Jeff offers a Mincha teaching.
The most profound spiritual practice is our paying loving attention to what’s arising moment by moment. This is a relationship practice that leads us to engaging in the world in a totally different way. Through Jewish mystical practice, we can re-conceptualize the Torah: both the received Torah and the unfolding torah of our lives. The thinking mind makes up models that are based on a momentary noticing, rather than an awakening to the fullness of the reality that is. As new concepts allow us to see clearly the nature of reality, our connections to each other become more alive, more vivid and more real.
Jeff offers a Maariv teaching.
Jeff leads us in a warm, inclusive havdallah service, using chant and developing meaning.
Jeff gives instructions related to paying attention to the Third Foundation of mindfulness: moods and mind states. He expresses the importance of the awareness both is sitting practice and in everyday life. A focus is on whether a particular mood is currently present or, just as importantly, whether it is absent. This helps us know how each mind state arises, how they are manifesting in the present moment, and how to work with them skillfully.
Jeff begins by addressing the question: what is the binary nature of conceptual thinking. This is an important frame for finding the solution to the problem of defining the task of a human life: alignment with loving attention/connection to the truth of what’s arising, allowing the unfolding of wisdom, all of which is being known in awareness. Jeff talks about the purpose of human life, which is to further the divine unfolding, allowing consciousness and love to be fully expressed and realized in all transitory corporeal existence. Jeff brings new meaning to the stories of the exile from Eden and of Moses at the burning bush – opening these stories more deeply to our human experience of separation from the Devine Presence.
Jeff leads us in a morning service with only chants. No kavanot, or instructions, or other words.
Jeff presents a brief introduction to the theology of Jewish contemplative practice. He discusses what is needed to support our practice, and focuses on the Jewish concept of mochin de katnut, or small mind. Jeff details how the experience of self-identity is a process of small mind. He discusses the make-up of small mind through the lens of the five aggregates: body; feeling tone; perception; volitional fabrications; and consciousness.

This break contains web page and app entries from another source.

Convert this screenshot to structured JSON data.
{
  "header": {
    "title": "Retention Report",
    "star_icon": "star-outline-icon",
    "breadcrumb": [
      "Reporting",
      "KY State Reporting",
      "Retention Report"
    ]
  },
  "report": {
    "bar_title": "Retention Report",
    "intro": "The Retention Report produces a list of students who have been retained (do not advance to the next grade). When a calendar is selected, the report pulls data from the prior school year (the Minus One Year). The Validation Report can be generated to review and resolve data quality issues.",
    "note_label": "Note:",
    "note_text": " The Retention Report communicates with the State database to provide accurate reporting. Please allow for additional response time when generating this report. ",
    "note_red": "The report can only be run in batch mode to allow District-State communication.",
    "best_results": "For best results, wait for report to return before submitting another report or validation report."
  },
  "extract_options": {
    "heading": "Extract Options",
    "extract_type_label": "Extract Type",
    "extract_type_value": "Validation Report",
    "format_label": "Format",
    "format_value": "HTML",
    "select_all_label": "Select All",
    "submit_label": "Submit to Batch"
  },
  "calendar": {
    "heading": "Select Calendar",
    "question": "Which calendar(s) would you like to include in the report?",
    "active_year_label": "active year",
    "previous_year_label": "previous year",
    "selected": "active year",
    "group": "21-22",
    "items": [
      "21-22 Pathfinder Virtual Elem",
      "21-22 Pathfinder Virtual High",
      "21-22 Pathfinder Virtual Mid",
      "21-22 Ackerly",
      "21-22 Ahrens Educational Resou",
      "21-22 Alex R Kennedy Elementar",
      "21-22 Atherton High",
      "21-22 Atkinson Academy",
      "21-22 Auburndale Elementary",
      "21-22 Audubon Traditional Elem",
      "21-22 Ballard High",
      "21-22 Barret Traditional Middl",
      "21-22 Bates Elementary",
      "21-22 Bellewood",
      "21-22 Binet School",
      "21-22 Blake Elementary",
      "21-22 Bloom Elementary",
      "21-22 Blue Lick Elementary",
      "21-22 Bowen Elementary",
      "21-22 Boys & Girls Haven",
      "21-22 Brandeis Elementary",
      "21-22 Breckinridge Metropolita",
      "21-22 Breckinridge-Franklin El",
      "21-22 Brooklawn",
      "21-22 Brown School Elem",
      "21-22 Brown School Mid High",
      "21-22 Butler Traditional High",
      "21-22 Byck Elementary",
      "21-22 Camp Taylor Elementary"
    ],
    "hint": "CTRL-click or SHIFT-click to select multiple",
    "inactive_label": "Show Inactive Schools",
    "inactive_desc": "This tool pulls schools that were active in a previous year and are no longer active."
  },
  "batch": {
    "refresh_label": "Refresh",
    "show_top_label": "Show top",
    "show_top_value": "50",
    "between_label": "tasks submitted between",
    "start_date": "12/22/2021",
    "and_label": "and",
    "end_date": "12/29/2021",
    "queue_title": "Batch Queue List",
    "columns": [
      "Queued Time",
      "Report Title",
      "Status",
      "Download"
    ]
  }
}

What does it mean to say You to God? Our relationship with God forms though listening without language, developing a loving relationship – not with it, which is the idea of God, but with You, the felt presence of God. This place where we address God as You includes the lover and the beloved, raising the question of dualism – what is the me; what is the other. This is the relational aspect of the divine. This is the place where we are known and loved.
Also titled, The Metaphysical Musings of a Megalomaniacal Mixed Up Mystic, in this talk Rabbi Jeff Roth discusses the laws of cause and effect and how they apply to suffering and to happiness.